Two weeks after Kansas was officially opened for settlement the state's
oldest city was born. The date was June 12, 1854, and the town was named
for nearby Fort Leavenworth.
In September, type for the first regularly weekly newspaper in Kansas
was set under an elm tree on the levee. The newspaper came in "even
before our sins," a journalist wrote later. Within four years
Leavenworth's population had soared beyond 10,000 as steamboats and
freighting wagons, supplying Western forts and the ever-advancing
frontier, made business boom.
"Buffalo Bill" Cody, William T. Sherman and Fred Harvey were early

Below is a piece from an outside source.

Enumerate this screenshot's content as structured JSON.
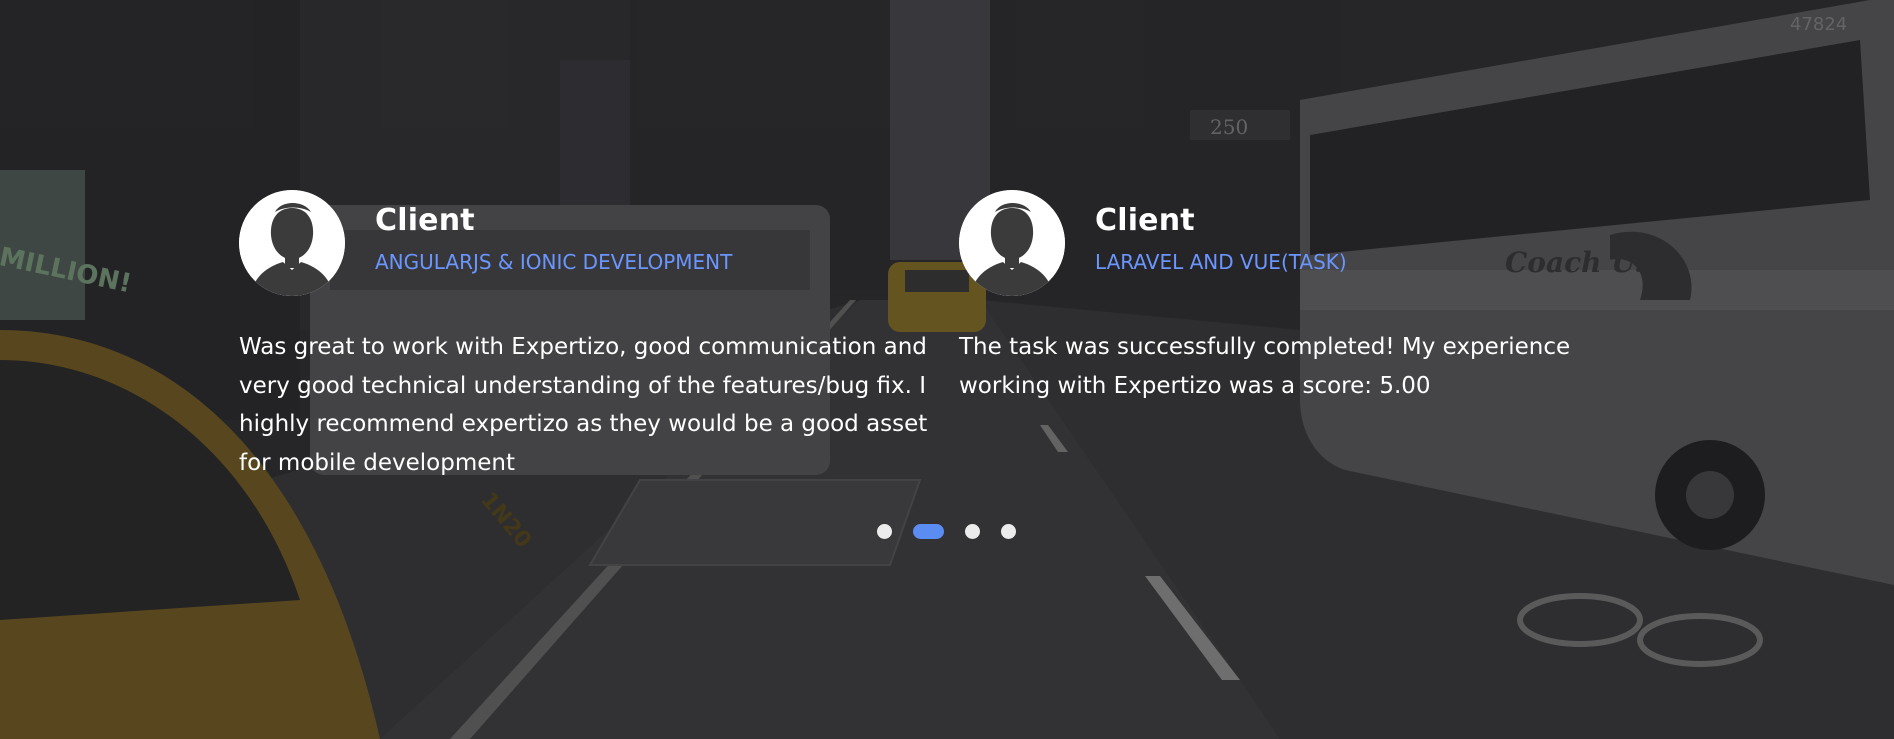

residents before they won fame respectively as army scout and showman,
Civil War general, and restaurateur. Abraham Lincoln, on a speaking
tour, spent four days here in December, 1859. The Sisters of Charity of

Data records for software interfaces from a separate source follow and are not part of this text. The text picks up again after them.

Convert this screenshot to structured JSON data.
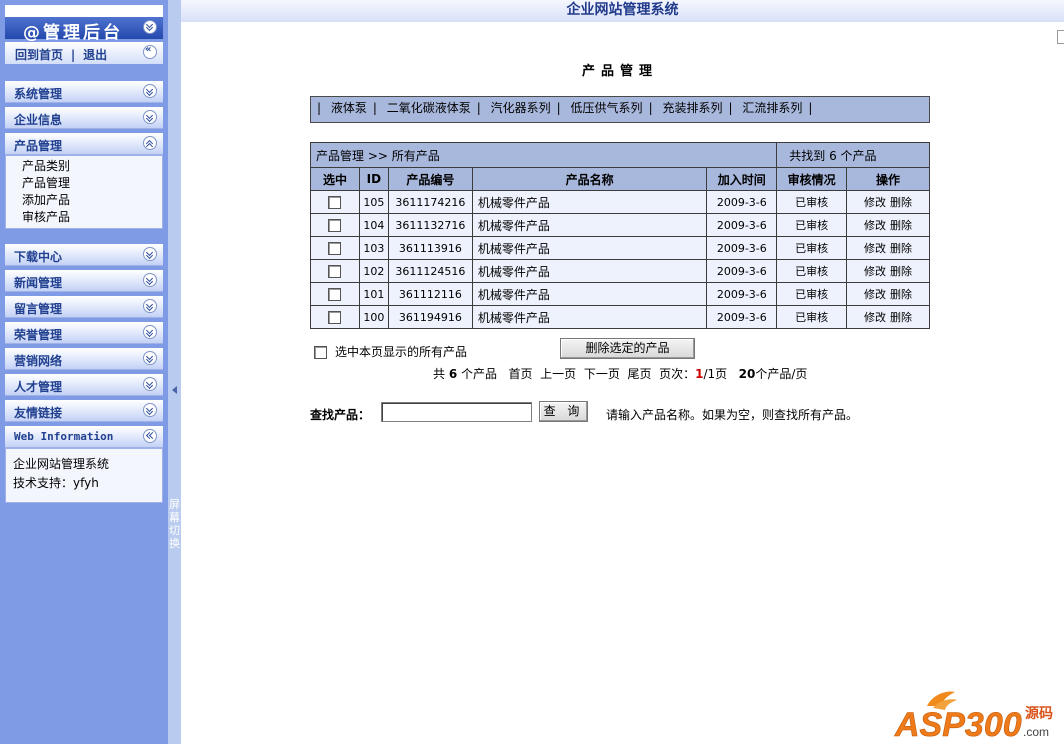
{
  "sidebar": {
    "title": "@管理后台",
    "home_links": [
      "回到首页",
      "|",
      "退出"
    ],
    "sections": [
      {
        "label": "系统管理"
      },
      {
        "label": "企业信息"
      },
      {
        "label": "产品管理",
        "items": [
          "产品类别",
          "产品管理",
          "添加产品",
          "审核产品"
        ]
      },
      {
        "label": "下载中心"
      },
      {
        "label": "新闻管理"
      },
      {
        "label": "留言管理"
      },
      {
        "label": "荣誉管理"
      },
      {
        "label": "营销网络"
      },
      {
        "label": "人才管理"
      },
      {
        "label": "友情链接"
      },
      {
        "label": "Web Information"
      }
    ],
    "info": [
      "企业网站管理系统",
      "技术支持：yfyh"
    ],
    "splitter_text": "屏幕切换"
  },
  "banner": "企业网站管理系统",
  "page_title": "产品管理",
  "categories": [
    "|",
    "液体泵",
    "|",
    "二氧化碳液体泵",
    "|",
    "汽化器系列",
    "|",
    "低压供气系列",
    "|",
    "充装排系列",
    "|",
    "汇流排系列",
    "|"
  ],
  "table": {
    "breadcrumb": "产品管理 >> 所有产品",
    "found": "共找到 6 个产品",
    "headers": [
      "选中",
      "ID",
      "产品编号",
      "产品名称",
      "加入时间",
      "审核情况",
      "操作"
    ],
    "rows": [
      {
        "id": "105",
        "code": "3611174216",
        "name": "机械零件产品",
        "date": "2009-3-6",
        "status": "已审核",
        "edit": "修改",
        "del": "删除"
      },
      {
        "id": "104",
        "code": "3611132716",
        "name": "机械零件产品",
        "date": "2009-3-6",
        "status": "已审核",
        "edit": "修改",
        "del": "删除"
      },
      {
        "id": "103",
        "code": "361113916",
        "name": "机械零件产品",
        "date": "2009-3-6",
        "status": "已审核",
        "edit": "修改",
        "del": "删除"
      },
      {
        "id": "102",
        "code": "3611124516",
        "name": "机械零件产品",
        "date": "2009-3-6",
        "status": "已审核",
        "edit": "修改",
        "del": "删除"
      },
      {
        "id": "101",
        "code": "361112116",
        "name": "机械零件产品",
        "date": "2009-3-6",
        "status": "已审核",
        "edit": "修改",
        "del": "删除"
      },
      {
        "id": "100",
        "code": "361194916",
        "name": "机械零件产品",
        "date": "2009-3-6",
        "status": "已审核",
        "edit": "修改",
        "del": "删除"
      }
    ]
  },
  "select_all_label": "选中本页显示的所有产品",
  "delete_button": "删除选定的产品",
  "pager": {
    "total_prefix": "共",
    "total": "6",
    "total_suffix": "个产品",
    "first": "首页",
    "prev": "上一页",
    "next": "下一页",
    "last": "尾页",
    "page_label": "页次：",
    "current": "1",
    "of": "/1页",
    "per_page_num": "20",
    "per_page_suffix": "个产品/页"
  },
  "search": {
    "label": "查找产品：",
    "button": "查 询",
    "hint": "请输入产品名称。如果为空，则查找所有产品。",
    "value": ""
  },
  "logo": {
    "text": "ASP300",
    "sub": "源码",
    "domain": ".com"
  }
}
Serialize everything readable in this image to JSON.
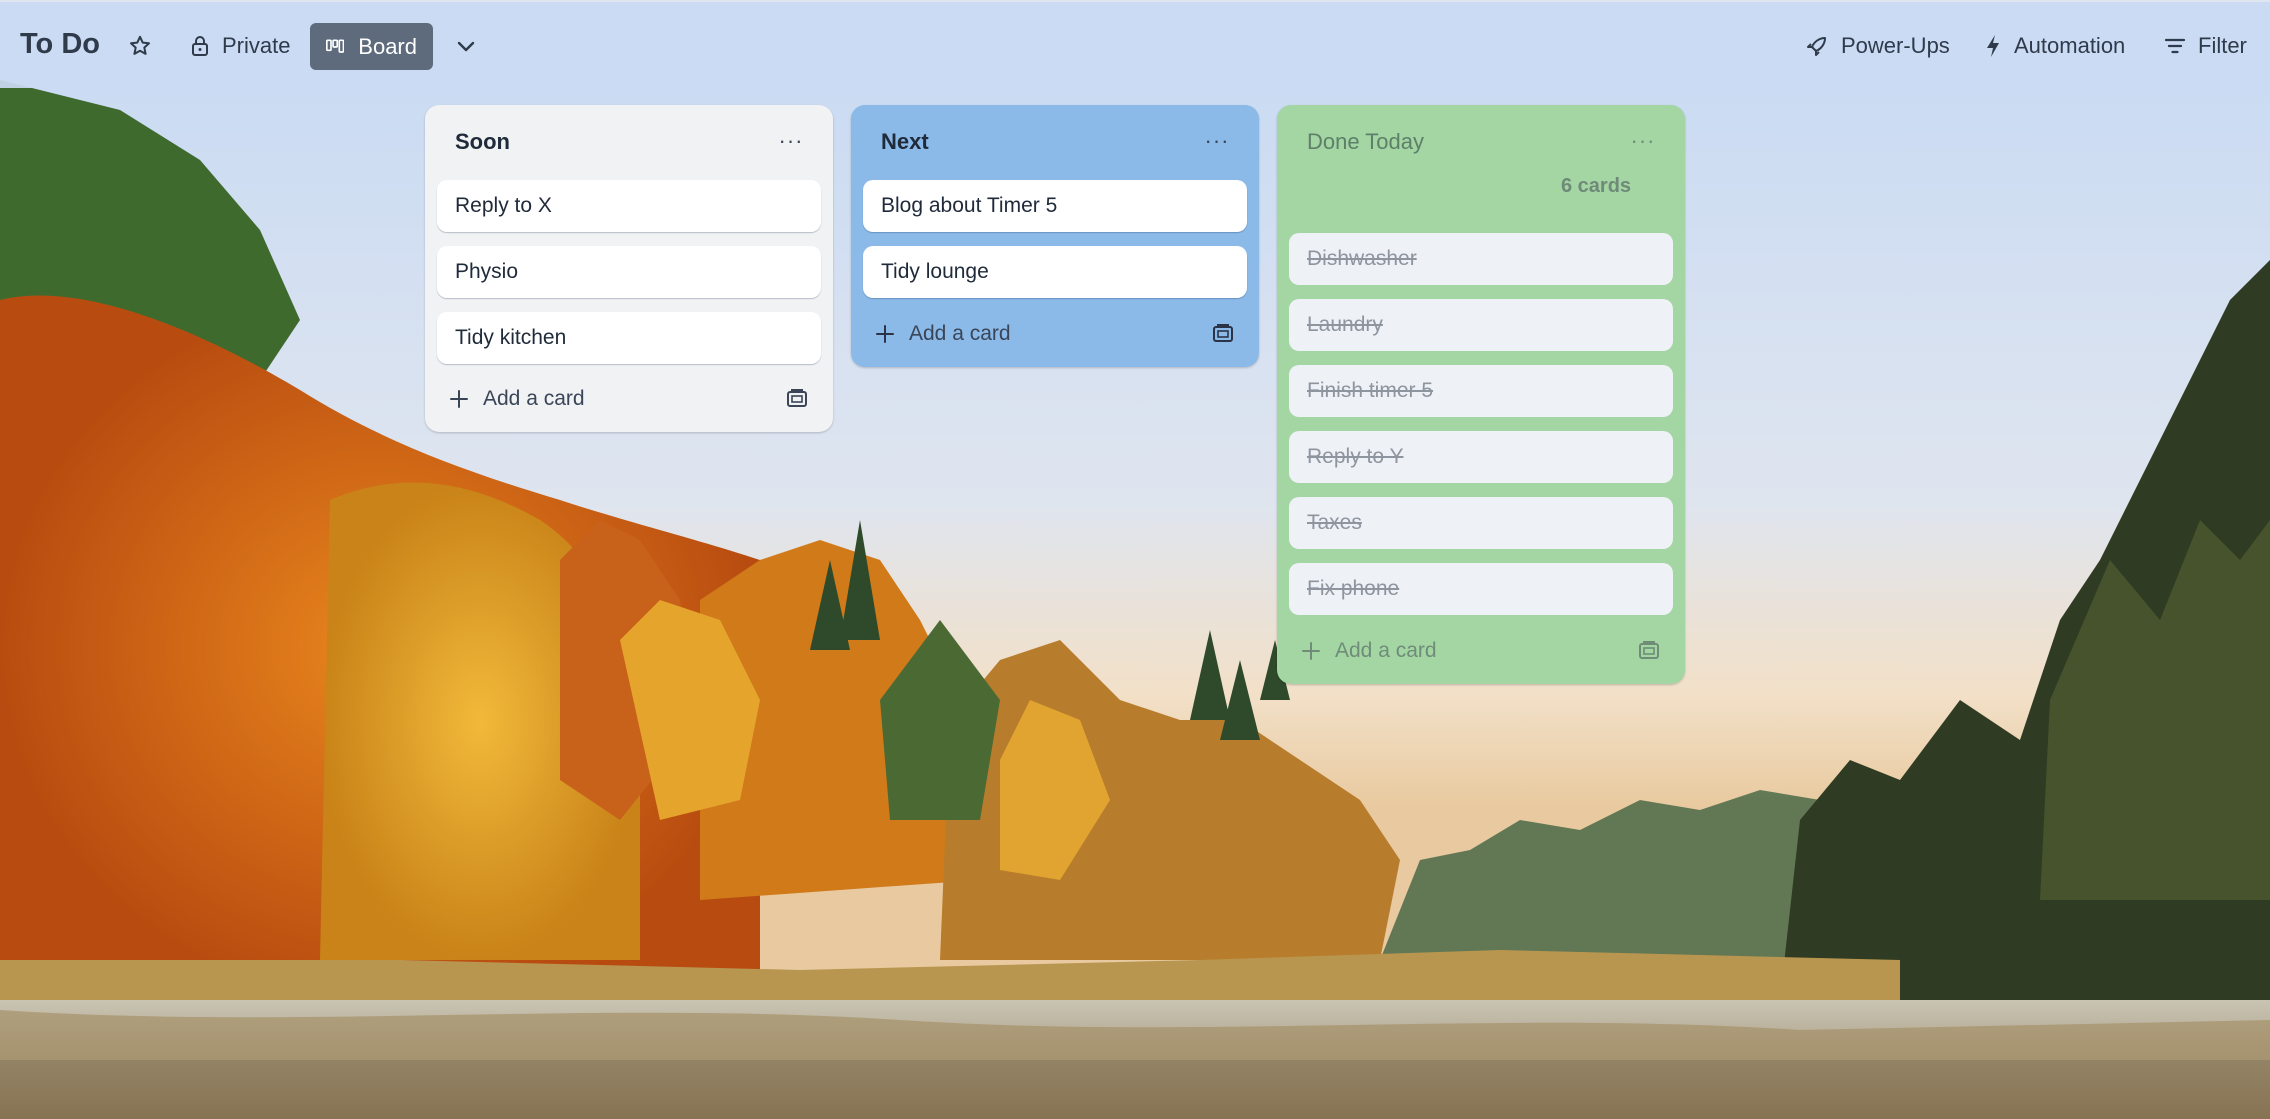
{
  "header": {
    "board_title": "To Do",
    "star_icon": "star-icon",
    "visibility_label": "Private",
    "view_label": "Board",
    "powerups_label": "Power-Ups",
    "automation_label": "Automation",
    "filter_label": "Filter"
  },
  "lists": [
    {
      "title": "Soon",
      "cards": [
        "Reply to X",
        "Physio",
        "Tidy kitchen"
      ],
      "add_card_label": "Add a card"
    },
    {
      "title": "Next",
      "cards": [
        "Blog about Timer 5",
        "Tidy lounge"
      ],
      "add_card_label": "Add a card"
    },
    {
      "title": "Done Today",
      "card_count": "6 cards",
      "cards": [
        "Dishwasher",
        "Laundry",
        "Finish timer 5",
        "Reply to Y",
        "Taxes",
        "Fix phone"
      ],
      "add_card_label": "Add a card"
    }
  ],
  "colors": {
    "header_bg": "#cbdbf3",
    "board_button_bg": "#5e6b7d",
    "soon_list_bg": "#f1f2f4",
    "next_list_bg": "#8bb9e8",
    "done_list_bg": "#a4d6a4"
  }
}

Leavenworth, established in 1858, operates nearly 100 schools and
colleges, including nearby St. Mary.
Prisons abound near Leavenworth. South, at Lansing, are the state
penitentiary and women's industrial farm, while north of the city are
the U.S. disciplinary barracks at Fort Leavenworth and the federal
penitentiary. The historic Fort Leavenworth - Fort Gibson military road,
laid out in 1837, passed near this marker.